Dataset:
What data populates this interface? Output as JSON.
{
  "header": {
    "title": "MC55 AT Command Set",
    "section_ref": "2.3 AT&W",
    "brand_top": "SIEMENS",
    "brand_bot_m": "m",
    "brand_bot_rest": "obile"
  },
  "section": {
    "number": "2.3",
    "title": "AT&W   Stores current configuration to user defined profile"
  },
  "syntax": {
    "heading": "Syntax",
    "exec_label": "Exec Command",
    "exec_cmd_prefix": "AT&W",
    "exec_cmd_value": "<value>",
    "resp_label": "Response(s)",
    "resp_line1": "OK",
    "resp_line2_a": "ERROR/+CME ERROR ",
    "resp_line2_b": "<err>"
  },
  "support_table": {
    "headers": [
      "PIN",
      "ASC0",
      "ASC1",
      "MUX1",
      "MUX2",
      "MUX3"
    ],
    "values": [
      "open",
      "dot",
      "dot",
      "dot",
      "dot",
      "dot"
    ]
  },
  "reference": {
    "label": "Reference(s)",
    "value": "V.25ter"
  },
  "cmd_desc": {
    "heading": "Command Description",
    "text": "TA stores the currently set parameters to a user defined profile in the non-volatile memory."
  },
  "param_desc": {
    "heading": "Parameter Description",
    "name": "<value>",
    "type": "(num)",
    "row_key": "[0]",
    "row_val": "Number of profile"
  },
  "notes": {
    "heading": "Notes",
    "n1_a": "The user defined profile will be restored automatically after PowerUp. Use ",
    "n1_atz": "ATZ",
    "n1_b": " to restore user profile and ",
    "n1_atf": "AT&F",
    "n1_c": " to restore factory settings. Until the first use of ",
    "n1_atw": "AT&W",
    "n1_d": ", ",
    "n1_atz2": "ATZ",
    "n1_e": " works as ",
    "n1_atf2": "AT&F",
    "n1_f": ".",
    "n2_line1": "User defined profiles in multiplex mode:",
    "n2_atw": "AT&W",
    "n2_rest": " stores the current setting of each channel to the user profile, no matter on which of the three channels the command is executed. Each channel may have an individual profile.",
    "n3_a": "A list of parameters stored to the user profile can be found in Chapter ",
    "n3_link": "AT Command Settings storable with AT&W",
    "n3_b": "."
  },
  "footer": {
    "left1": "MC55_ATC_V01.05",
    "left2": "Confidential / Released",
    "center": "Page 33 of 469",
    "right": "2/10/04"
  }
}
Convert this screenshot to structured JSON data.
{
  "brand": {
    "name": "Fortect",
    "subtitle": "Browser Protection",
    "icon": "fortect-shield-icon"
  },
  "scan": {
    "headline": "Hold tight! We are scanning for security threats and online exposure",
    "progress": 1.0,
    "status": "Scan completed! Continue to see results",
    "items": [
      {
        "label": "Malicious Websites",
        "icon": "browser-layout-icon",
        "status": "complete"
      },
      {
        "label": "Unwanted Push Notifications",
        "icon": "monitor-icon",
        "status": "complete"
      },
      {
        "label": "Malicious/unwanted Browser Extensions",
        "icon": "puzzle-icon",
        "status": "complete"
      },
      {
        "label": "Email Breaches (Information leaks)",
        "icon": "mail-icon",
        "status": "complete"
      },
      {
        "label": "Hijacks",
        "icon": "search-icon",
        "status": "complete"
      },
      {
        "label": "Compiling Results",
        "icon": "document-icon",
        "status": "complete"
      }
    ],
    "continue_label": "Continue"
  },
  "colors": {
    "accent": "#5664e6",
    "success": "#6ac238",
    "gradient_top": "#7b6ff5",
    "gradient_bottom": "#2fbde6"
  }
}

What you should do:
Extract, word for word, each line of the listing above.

Exercise answer:
What data populates this interface? Output as JSON.
{
  "header": {
    "title": "MC55 AT Command Set",
    "section_ref": "2.3 AT&W",
    "brand_top": "SIEMENS",
    "brand_bot_m": "m",
    "brand_bot_rest": "obile"
  },
  "section": {
    "number": "2.3",
    "title": "AT&W   Stores current configuration to user defined profile"
  },
  "syntax": {
    "heading": "Syntax",
    "exec_label": "Exec Command",
    "exec_cmd_prefix": "AT&W",
    "exec_cmd_value": "<value>",
    "resp_label": "Response(s)",
    "resp_line1": "OK",
    "resp_line2_a": "ERROR/+CME ERROR ",
    "resp_line2_b": "<err>"
  },
  "support_table": {
    "headers": [
      "PIN",
      "ASC0",
      "ASC1",
      "MUX1",
      "MUX2",
      "MUX3"
    ],
    "values": [
      "open",
      "dot",
      "dot",
      "dot",
      "dot",
      "dot"
    ]
  },
  "reference": {
    "label": "Reference(s)",
    "value": "V.25ter"
  },
  "cmd_desc": {
    "heading": "Command Description",
    "text": "TA stores the currently set parameters to a user defined profile in the non-volatile memory."
  },
  "param_desc": {
    "heading": "Parameter Description",
    "name": "<value>",
    "type": "(num)",
    "row_key": "[0]",
    "row_val": "Number of profile"
  },
  "notes": {
    "heading": "Notes",
    "n1_a": "The user defined profile will be restored automatically after PowerUp. Use ",
    "n1_atz": "ATZ",
    "n1_b": " to restore user profile and ",
    "n1_atf": "AT&F",
    "n1_c": " to restore factory settings. Until the first use of ",
    "n1_atw": "AT&W",
    "n1_d": ", ",
    "n1_atz2": "ATZ",
    "n1_e": " works as ",
    "n1_atf2": "AT&F",
    "n1_f": ".",
    "n2_line1": "User defined profiles in multiplex mode:",
    "n2_atw": "AT&W",
    "n2_rest": " stores the current setting of each channel to the user profile, no matter on which of the three channels the command is executed. Each channel may have an individual profile.",
    "n3_a": "A list of parameters stored to the user profile can be found in Chapter ",
    "n3_link": "AT Command Settings storable with AT&W",
    "n3_b": "."
  },
  "footer": {
    "left1": "MC55_ATC_V01.05",
    "left2": "Confidential / Released",
    "center": "Page 33 of 469",
    "right": "2/10/04"
  }
}
Convert this screenshot to structured JSON data.
{
  "brand": {
    "name": "Fortect",
    "subtitle": "Browser Protection",
    "icon": "fortect-shield-icon"
  },
  "scan": {
    "headline": "Hold tight! We are scanning for security threats and online exposure",
    "progress": 1.0,
    "status": "Scan completed! Continue to see results",
    "items": [
      {
        "label": "Malicious Websites",
        "icon": "browser-layout-icon",
        "status": "complete"
      },
      {
        "label": "Unwanted Push Notifications",
        "icon": "monitor-icon",
        "status": "complete"
      },
      {
        "label": "Malicious/unwanted Browser Extensions",
        "icon": "puzzle-icon",
        "status": "complete"
      },
      {
        "label": "Email Breaches (Information leaks)",
        "icon": "mail-icon",
        "status": "complete"
      },
      {
        "label": "Hijacks",
        "icon": "search-icon",
        "status": "complete"
      },
      {
        "label": "Compiling Results",
        "icon": "document-icon",
        "status": "complete"
      }
    ],
    "continue_label": "Continue"
  },
  "colors": {
    "accent": "#5664e6",
    "success": "#6ac238",
    "gradient_top": "#7b6ff5",
    "gradient_bottom": "#2fbde6"
  }
}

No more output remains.